| REQUIRED WORK |
Check every line of the data and copy the ones where "object" appears.

(Dataset rows describing interfaces)
● ● ● ● ● ● ●

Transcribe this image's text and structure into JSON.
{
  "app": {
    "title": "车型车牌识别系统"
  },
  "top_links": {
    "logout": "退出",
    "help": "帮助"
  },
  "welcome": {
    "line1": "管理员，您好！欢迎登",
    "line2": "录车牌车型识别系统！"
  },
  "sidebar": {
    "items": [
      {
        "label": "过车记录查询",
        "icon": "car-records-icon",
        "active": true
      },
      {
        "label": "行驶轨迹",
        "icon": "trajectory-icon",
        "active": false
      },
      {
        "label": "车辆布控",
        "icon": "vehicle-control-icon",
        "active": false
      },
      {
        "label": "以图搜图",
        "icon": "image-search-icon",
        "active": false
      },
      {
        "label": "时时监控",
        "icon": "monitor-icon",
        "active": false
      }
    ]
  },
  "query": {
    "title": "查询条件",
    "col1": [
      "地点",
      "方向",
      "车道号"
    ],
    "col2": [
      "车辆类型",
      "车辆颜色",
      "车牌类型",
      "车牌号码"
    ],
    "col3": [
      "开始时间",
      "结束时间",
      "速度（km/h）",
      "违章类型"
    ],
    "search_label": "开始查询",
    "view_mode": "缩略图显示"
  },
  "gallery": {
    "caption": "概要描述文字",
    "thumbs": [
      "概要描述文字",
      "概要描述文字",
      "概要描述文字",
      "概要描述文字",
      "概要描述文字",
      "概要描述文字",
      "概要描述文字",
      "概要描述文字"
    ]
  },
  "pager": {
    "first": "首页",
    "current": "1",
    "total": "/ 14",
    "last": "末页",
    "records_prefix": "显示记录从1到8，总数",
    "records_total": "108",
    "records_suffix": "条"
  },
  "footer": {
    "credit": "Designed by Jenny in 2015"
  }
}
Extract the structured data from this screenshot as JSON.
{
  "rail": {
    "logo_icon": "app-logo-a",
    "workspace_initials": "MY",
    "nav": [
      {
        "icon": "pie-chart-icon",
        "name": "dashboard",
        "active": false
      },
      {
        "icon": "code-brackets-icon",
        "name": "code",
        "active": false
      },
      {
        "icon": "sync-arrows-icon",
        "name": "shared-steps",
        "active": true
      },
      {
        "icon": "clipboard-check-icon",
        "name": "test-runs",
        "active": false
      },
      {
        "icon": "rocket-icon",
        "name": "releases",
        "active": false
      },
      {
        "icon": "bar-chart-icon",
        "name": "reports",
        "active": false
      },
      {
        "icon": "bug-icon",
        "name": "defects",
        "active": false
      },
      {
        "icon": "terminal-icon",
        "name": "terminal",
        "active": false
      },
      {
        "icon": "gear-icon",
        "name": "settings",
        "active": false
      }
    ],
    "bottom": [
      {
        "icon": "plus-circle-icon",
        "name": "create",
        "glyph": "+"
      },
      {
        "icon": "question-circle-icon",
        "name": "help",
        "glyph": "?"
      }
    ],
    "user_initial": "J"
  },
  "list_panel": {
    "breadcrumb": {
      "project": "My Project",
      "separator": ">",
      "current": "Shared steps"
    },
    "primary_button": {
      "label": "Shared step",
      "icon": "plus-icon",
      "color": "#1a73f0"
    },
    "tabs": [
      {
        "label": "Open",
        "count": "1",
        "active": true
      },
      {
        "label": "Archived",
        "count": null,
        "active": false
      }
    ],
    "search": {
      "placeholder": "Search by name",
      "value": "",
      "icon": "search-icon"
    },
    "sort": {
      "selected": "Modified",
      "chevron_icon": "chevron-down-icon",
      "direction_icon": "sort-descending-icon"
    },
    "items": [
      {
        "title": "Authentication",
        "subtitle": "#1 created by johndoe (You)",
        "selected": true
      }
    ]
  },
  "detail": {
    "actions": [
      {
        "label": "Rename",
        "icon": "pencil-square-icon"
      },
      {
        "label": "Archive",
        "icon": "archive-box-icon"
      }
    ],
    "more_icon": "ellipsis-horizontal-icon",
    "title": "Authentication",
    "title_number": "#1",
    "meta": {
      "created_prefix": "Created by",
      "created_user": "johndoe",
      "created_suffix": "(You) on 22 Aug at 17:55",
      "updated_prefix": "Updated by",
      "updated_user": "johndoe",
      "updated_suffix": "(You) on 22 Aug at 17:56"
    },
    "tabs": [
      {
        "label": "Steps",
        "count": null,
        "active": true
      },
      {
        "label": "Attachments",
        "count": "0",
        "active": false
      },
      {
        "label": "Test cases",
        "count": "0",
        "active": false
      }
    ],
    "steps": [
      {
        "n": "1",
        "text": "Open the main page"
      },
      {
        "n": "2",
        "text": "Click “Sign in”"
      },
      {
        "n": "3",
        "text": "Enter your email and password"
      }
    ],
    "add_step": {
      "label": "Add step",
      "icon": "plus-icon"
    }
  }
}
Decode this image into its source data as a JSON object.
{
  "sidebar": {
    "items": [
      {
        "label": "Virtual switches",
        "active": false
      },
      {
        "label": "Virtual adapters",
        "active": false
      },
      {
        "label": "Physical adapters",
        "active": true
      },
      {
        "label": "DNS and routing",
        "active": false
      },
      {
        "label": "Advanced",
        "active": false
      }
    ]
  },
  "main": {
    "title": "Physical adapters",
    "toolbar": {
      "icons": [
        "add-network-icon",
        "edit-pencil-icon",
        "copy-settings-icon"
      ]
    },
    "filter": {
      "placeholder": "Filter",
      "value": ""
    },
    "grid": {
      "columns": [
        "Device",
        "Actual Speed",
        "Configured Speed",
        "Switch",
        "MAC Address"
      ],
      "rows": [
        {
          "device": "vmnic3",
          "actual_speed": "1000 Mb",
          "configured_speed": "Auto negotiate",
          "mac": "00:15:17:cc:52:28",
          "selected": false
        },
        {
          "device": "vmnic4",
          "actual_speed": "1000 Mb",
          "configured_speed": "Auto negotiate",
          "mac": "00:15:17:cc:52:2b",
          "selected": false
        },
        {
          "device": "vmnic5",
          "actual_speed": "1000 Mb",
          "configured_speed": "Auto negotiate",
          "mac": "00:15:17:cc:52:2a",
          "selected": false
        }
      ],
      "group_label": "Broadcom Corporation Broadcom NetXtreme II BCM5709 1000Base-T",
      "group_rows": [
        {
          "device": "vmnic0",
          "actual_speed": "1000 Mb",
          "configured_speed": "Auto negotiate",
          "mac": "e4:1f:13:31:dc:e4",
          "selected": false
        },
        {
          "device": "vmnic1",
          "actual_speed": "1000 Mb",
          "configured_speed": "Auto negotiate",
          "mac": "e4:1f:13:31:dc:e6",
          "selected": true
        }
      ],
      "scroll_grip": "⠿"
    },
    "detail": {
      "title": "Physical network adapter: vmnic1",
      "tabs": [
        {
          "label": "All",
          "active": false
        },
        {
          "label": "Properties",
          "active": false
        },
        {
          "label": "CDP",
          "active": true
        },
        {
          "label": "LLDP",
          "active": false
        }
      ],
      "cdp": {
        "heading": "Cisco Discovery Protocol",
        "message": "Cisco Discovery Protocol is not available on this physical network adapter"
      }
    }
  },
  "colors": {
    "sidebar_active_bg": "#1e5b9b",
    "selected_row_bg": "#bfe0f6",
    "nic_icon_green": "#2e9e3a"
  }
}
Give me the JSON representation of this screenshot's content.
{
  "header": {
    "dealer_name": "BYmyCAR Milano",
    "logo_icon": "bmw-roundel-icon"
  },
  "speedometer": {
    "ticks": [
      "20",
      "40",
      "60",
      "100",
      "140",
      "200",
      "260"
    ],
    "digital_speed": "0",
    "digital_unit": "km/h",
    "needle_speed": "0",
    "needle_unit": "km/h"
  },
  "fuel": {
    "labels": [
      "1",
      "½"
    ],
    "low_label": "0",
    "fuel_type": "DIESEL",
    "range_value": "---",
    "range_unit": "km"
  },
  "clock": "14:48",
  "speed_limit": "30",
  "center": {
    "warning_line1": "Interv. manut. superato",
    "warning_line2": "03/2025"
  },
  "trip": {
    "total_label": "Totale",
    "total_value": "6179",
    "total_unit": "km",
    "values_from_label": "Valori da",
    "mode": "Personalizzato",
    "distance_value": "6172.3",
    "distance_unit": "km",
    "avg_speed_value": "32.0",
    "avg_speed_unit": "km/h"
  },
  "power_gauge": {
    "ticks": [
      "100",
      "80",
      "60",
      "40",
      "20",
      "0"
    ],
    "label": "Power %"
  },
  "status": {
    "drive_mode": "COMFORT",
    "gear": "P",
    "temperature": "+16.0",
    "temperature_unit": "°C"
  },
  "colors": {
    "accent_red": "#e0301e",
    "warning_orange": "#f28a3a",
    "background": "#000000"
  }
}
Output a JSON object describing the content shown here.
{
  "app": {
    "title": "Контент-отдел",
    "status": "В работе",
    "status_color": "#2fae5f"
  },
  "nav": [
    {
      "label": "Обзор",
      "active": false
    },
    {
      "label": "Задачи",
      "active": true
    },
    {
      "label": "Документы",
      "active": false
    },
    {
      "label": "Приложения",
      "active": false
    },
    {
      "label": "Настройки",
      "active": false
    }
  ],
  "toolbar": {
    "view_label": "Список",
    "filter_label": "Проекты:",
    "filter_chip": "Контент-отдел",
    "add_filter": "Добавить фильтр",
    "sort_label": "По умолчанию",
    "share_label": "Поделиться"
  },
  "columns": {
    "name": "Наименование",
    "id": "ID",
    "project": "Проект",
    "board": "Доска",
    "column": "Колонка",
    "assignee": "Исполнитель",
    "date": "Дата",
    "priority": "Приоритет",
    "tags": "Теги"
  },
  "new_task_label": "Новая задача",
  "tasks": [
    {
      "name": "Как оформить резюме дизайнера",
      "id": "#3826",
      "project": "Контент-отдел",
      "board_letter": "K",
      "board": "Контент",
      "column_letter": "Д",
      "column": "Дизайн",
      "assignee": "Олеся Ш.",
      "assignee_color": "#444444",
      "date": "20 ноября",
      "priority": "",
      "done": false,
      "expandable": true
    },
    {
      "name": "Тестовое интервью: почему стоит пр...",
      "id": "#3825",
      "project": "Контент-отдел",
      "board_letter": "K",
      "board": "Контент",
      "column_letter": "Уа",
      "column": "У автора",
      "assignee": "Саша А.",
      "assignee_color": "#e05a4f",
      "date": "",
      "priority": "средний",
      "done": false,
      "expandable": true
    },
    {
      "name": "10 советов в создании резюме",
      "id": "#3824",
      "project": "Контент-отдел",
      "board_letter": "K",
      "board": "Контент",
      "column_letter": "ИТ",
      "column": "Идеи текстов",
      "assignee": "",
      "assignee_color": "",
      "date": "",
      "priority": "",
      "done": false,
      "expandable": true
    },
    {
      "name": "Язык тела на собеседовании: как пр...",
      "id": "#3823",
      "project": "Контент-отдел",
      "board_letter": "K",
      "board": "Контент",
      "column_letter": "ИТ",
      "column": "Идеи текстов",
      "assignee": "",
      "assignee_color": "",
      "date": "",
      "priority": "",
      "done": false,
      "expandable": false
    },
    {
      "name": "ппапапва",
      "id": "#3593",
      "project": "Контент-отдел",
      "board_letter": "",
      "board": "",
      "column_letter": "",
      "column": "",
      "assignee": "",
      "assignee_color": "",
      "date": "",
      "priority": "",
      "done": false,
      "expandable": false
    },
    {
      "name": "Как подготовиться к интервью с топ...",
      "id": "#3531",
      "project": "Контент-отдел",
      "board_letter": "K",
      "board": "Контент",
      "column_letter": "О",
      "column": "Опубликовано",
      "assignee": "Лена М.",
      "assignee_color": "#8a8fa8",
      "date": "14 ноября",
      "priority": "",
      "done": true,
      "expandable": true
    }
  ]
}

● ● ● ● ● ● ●

| ANSWER TO THIS PROBLEM |
Decode this image into its source data as a JSON object.
Output a JSON object describing the content shown here.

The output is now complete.